# What is being asked
In the entries below, find each line bearing the string "globe" and copy it.
● ● ●
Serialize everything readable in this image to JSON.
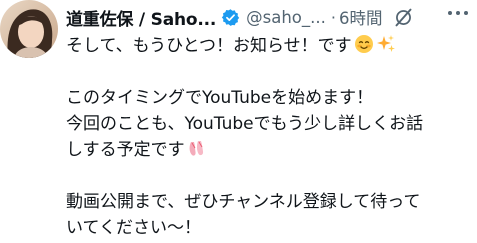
{
  "tweet": {
    "author": {
      "display_name": "道重佐保 / Saho...",
      "handle": "@saho_...",
      "verified_icon": "verified-badge-icon",
      "avatar": "avatar-photo"
    },
    "separator": "·",
    "time": "6時間",
    "icons": {
      "grok": "grok-icon",
      "more": "more-options-icon"
    },
    "lines": {
      "l1": "そして、もうひとつ！お知らせ！です",
      "l3": "このタイミングでYouTubeを始めます！",
      "l4": "今回のことも、YouTubeでもう少し詳しくお話",
      "l5": "しする予定です",
      "l7": "動画公開まで、ぜひチャンネル登録して待って",
      "l8": "いてください〜！"
    },
    "emojis": {
      "l1_a": "smiling-face-icon",
      "l1_b": "sparkles-icon",
      "l5": "ballet-shoes-icon"
    },
    "colors": {
      "text": "#0f1419",
      "secondary": "#536471",
      "verified": "#1d9bf0"
    }
  }
}
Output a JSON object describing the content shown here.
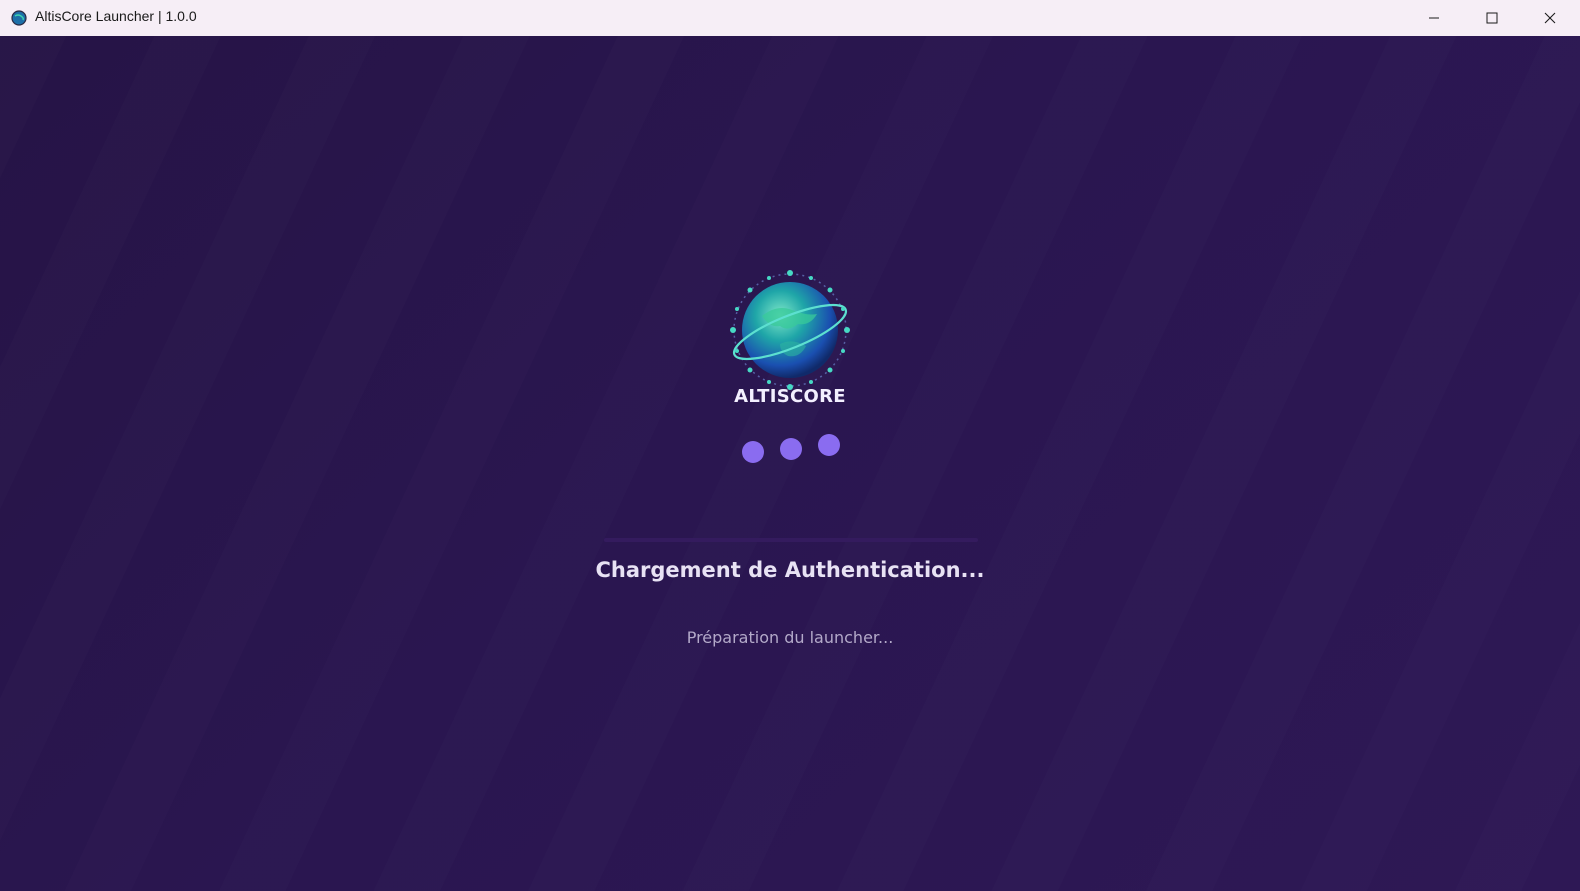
{
  "window": {
    "title": "AltisCore Launcher | 1.0.0",
    "icons": {
      "app": "globe-icon",
      "minimize": "minimize-icon",
      "maximize": "maximize-icon",
      "close": "close-icon"
    }
  },
  "splash": {
    "logo_text": "ALTISCORE",
    "logo_icon": "globe-logo-icon",
    "loading_title": "Chargement de Authentication...",
    "loading_subtitle": "Préparation du launcher...",
    "progress": 0
  },
  "colors": {
    "background": "#2a1650",
    "titlebar": "#f6eef6",
    "accent": "#8a6cf0",
    "title_text": "#e8e2f4",
    "subtitle_text": "#b3a9c9"
  }
}
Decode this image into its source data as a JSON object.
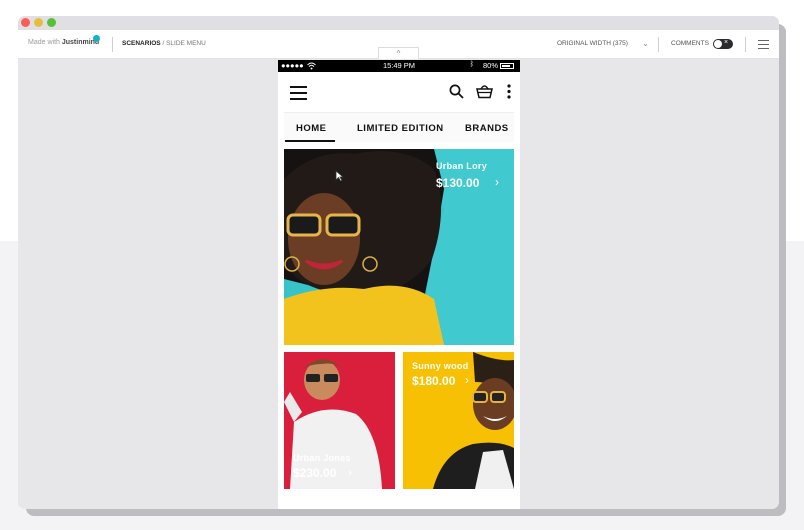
{
  "window": {
    "brand_prefix": "Made with",
    "brand_name": "Justinmind",
    "breadcrumb_section": "SCENARIOS",
    "breadcrumb_separator": " / ",
    "breadcrumb_page": "SLIDE MENU",
    "width_select": "ORIGINAL WIDTH (375)",
    "comments_label": "COMMENTS",
    "comments_toggle_on": false,
    "collapse_glyph": "^"
  },
  "phone": {
    "status": {
      "signal": "●●●●● ",
      "wifi": "wifi-icon",
      "time": "15:49 PM",
      "bluetooth": "bluetooth-icon",
      "battery": "80%"
    },
    "appbar": {
      "menu": "hamburger-icon",
      "search": "search-icon",
      "basket": "basket-icon",
      "more": "more-vertical-icon"
    },
    "tabs": [
      {
        "label": "HOME",
        "active": true
      },
      {
        "label": "LIMITED EDITION",
        "active": false
      },
      {
        "label": "BRANDS",
        "active": false
      }
    ],
    "hero": {
      "name": "Urban Lory",
      "price": "$130.00"
    },
    "cards": [
      {
        "name": "Urban Jones",
        "price": "$230.00",
        "bg": "#d91f3b"
      },
      {
        "name": "Sunny wood",
        "price": "$180.00",
        "bg": "#f7c002"
      }
    ]
  },
  "colors": {
    "brand_dot": "#16b1c8",
    "hero_bg": "#38c3c9",
    "card_red": "#d91f3b",
    "card_yellow": "#f7c002"
  }
}
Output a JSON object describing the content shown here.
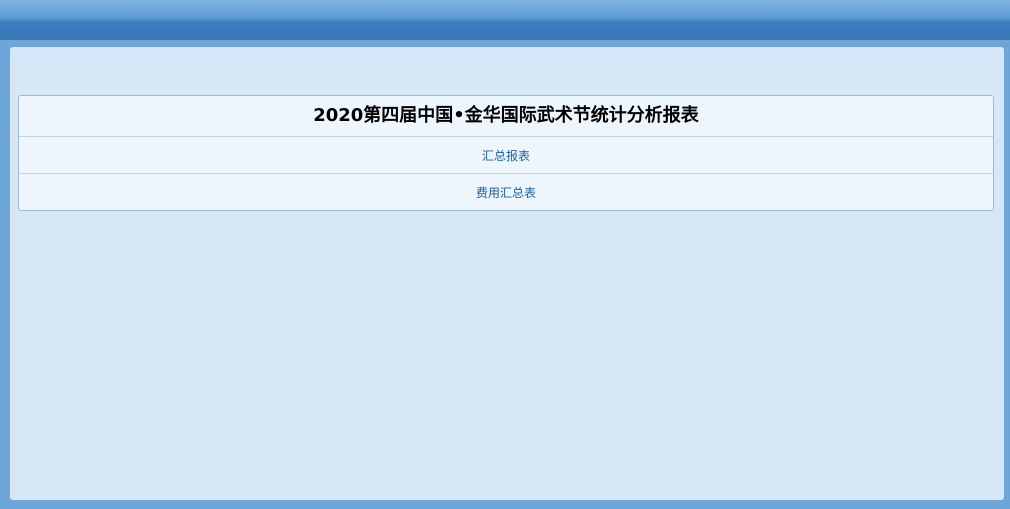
{
  "report": {
    "title": "2020第四届中国•金华国际武术节统计分析报表",
    "links": [
      {
        "label": "汇总报表"
      },
      {
        "label": "费用汇总表"
      }
    ]
  },
  "colors": {
    "header": "#3a78b8",
    "content_bg": "#d6e8f7",
    "table_bg": "#eef6fd",
    "link": "#1a5fa8"
  }
}
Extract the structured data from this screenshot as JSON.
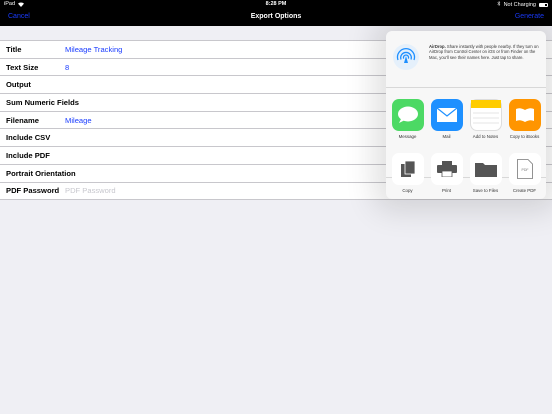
{
  "status_bar": {
    "device": "iPad",
    "time": "8:28 PM",
    "battery_text": "Not Charging"
  },
  "nav": {
    "cancel_label": "Cancel",
    "title": "Export Options",
    "action_label": "Generate"
  },
  "form": {
    "rows": [
      {
        "label": "Title",
        "value": "Mileage Tracking"
      },
      {
        "label": "Text Size",
        "value": "8"
      },
      {
        "label": "Output",
        "value": ""
      },
      {
        "label": "Sum Numeric Fields",
        "value": ""
      },
      {
        "label": "Filename",
        "value": "Mileage"
      },
      {
        "label": "Include CSV",
        "value": ""
      },
      {
        "label": "Include PDF",
        "value": ""
      },
      {
        "label": "Portrait Orientation",
        "value": ""
      },
      {
        "label": "PDF Password",
        "placeholder": "PDF Password"
      }
    ]
  },
  "share_sheet": {
    "airdrop": {
      "title": "AirDrop.",
      "description": "Share instantly with people nearby. If they turn on AirDrop from Control Center on iOS or from Finder on the Mac, you'll see their names here. Just tap to share."
    },
    "apps": [
      {
        "label": "Message",
        "icon": "messages-icon",
        "color": "#4cd964"
      },
      {
        "label": "Mail",
        "icon": "mail-icon",
        "color": "#1e90ff"
      },
      {
        "label": "Add to Notes",
        "icon": "notes-icon",
        "color": "#ffffff"
      },
      {
        "label": "Copy to iBooks",
        "icon": "ibooks-icon",
        "color": "#ff9500"
      }
    ],
    "actions": [
      {
        "label": "Copy",
        "icon": "copy-icon"
      },
      {
        "label": "Print",
        "icon": "print-icon"
      },
      {
        "label": "Save to Files",
        "icon": "folder-icon"
      },
      {
        "label": "Create PDF",
        "icon": "pdf-icon",
        "icon_text": "PDF"
      }
    ]
  },
  "colors": {
    "accent": "#1a3cff",
    "background": "#efeff4"
  }
}
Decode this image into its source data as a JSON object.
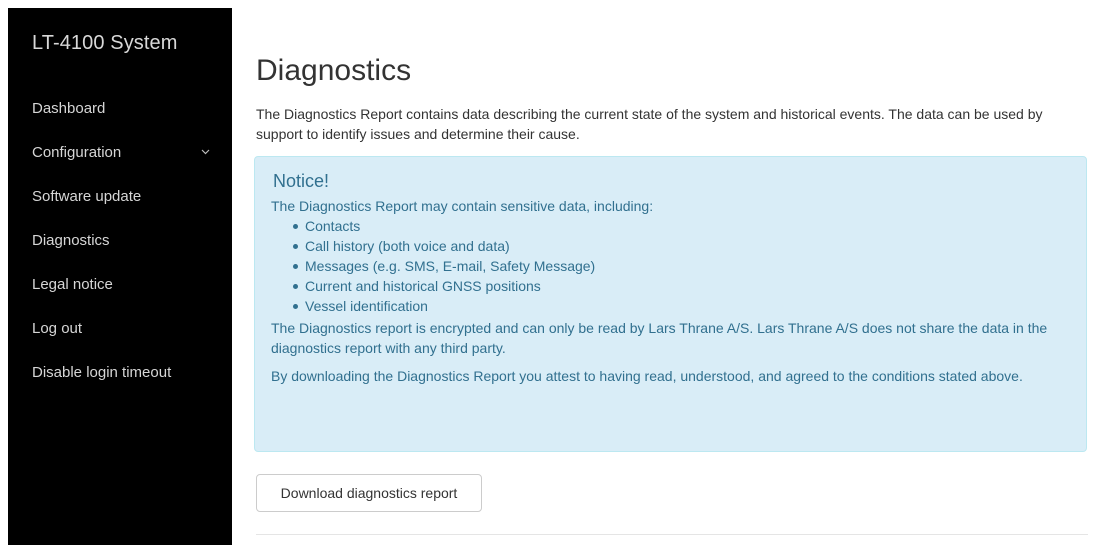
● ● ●
# Output of the exercise
      "app": "globe-icon",
    "logo_icon": "globe-logo-icon",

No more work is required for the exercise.